As we approach the end of 2017, the Las Vegas economy is still in recovery, but seemingly recovering well. Whether or not that recovery is as robust as the analysts’ numbers seem to indicate remains to be seen. What cannot be questioned, however, is the number of jobs that have been added in 2017 due to the obstructions to faster growth continually subsiding throughout the year. Real estate is clearly recovering all over the City, and the unemployment rate is at its lowest point in over five years. Construction companies and manufacturers are adding gaming and jobs, particularly on the Las Vegas Strip, and Las Vegas offices are working on a strategic plan that addresses the needed improvements in transportation, education, and public safety spawned by the growth.
As of 2017, approximately 20,800 jobs were added throughout the year. Resort and retail industries are leading the local job growth that has forced the pre-recession job level to where it was about a year ago, and payrolls have increased by 34,100 year-over-year each March. The Economic Forum indicates that Nevada will be adding approximately 52,000 jobs in 2016, and approximately 60,000 jobs in 2017, which is twice the rate over what it is today. Despite the constant growth, Nevada still had about 87,000 more jobs back in 2007, but a pre-recession high is expected by mid-2016.
The Las Vegas restaurant scene has rebounded to the point where it is one of the most competitive scenes in the entire country, with continual growth encompassing numerous fronts. Whether it is being generated from individual concepts such as Downtown Summerlin, or national chain like White Castle or Chick-fil-A, this growth is providing the local labor market with a constant supply of available workers in the restaurant industry.
The hospitality and leisure sector encompasses the largest private work force in Las Vegas, obviously due to the large convention and tourism presence, and currently boasts about 280,000 workers. Though Las Vegas still trails behind the tourism sector in Orlando, Florida, activity in this sector shows a steady increase in visitors to Clark County and positive projections for 2016.
Other sizable sectors are business and professional services, transportation, trade, and utilities. The construction sector is the likelihood for future growth in the labor force through 2022, creating the fastest growing occupations for roofers, cost estimators, cement masons, and concrete finishers.

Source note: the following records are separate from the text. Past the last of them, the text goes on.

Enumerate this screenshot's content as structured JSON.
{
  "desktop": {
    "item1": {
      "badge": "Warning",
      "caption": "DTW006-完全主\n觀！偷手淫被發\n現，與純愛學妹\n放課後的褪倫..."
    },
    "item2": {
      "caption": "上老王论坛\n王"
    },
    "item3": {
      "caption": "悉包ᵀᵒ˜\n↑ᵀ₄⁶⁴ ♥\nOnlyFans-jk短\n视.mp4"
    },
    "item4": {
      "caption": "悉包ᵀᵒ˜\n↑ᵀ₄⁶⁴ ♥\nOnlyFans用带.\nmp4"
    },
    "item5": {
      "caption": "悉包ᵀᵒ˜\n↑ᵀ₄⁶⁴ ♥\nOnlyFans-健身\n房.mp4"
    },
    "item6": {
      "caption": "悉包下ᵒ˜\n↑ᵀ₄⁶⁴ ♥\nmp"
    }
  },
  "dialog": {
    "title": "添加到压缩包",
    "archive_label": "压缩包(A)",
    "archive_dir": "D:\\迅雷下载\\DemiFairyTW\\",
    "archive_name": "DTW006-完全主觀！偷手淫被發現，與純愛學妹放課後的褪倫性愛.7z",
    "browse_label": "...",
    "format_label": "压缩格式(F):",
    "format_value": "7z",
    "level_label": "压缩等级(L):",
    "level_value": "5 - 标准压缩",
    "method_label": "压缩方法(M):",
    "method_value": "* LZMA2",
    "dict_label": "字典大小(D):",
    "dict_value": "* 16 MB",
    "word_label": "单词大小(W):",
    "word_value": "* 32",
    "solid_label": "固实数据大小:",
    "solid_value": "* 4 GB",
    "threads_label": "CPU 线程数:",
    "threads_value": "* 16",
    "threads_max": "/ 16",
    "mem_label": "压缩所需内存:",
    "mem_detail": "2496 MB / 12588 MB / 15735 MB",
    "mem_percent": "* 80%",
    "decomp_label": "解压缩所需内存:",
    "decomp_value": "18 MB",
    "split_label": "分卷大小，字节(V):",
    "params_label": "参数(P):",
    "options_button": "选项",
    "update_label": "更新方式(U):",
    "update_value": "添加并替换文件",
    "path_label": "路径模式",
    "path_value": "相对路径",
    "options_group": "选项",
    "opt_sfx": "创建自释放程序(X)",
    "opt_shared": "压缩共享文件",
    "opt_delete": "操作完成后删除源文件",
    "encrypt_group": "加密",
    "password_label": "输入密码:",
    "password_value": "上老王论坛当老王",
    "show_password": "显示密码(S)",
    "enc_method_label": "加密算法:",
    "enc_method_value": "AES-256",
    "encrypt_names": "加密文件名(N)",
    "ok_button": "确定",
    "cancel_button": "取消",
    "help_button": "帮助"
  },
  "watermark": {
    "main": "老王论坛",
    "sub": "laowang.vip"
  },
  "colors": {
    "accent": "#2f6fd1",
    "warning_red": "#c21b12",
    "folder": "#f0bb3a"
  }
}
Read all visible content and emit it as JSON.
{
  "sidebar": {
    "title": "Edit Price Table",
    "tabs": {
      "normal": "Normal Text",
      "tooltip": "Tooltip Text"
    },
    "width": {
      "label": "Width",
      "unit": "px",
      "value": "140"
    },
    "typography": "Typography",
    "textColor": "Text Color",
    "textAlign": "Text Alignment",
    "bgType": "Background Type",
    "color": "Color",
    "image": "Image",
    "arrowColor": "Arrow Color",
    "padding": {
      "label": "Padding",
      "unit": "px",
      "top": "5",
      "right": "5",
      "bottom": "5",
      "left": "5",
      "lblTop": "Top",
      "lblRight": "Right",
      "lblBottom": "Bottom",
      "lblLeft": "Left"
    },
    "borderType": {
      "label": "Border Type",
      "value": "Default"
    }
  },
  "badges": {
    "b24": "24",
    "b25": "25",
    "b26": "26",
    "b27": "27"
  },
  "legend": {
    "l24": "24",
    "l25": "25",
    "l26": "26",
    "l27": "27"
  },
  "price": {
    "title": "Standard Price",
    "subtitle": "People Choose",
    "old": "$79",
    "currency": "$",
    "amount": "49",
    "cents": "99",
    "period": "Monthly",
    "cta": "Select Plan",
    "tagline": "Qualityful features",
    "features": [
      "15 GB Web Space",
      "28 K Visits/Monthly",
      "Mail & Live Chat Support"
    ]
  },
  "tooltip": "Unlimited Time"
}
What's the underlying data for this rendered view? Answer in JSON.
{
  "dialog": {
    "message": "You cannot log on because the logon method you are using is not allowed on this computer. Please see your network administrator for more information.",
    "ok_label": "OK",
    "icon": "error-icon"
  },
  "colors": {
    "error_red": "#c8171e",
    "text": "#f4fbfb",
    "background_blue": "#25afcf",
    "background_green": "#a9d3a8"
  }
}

With an abundance of jobs, however, turnover becomes a factor, and the turnover rate for Las Vegas is one of the highest nationally with a margin of 26 percent.
According to the U.S. Census Bureau, there are about two million people residing in Clark County right now, assisting with the growth in the local housing market. Median prices of homes have increased 5.1 percent from just a year ago, and median prices for townhomes and condominiums have increased about 13.9 percent.
As for median household income, Las Vegas is just slightly lower than the national average, by about $2,000 annually. Per capita income is also lower than the national median, by about $3,000.
The economy for Southern Nevada is undoubtedly on the rise, and is currently a leader in economic growth. Despite the gains, Nevada claims the highest percentage of homeowners that have negative equity in their homes, yet housing in Las Vegas remains the most affordable in the United States. These low housing costs will ultimately help the local economy continue to grow. The forecasts into 2017 are positive.
There is questionable outcome surrounding one of the year’s major factors, which is the performance of the Tesla factory that is yet to be constructed. Earlier this year, labor unions were advising that Tesla stopped production of its 10 million-square-foot facility, yet officials for Tesla denied those reports and stated that construction was, in fact, ahead of schedule. Originally slated to receive $1.3 billion in tax breaks from Nevada, Tesla advised of their intent to develop renewable energy batteries for home storage, yet this submarket is completely speculative and the potential it will bring to the Las Vegas area remains unknown.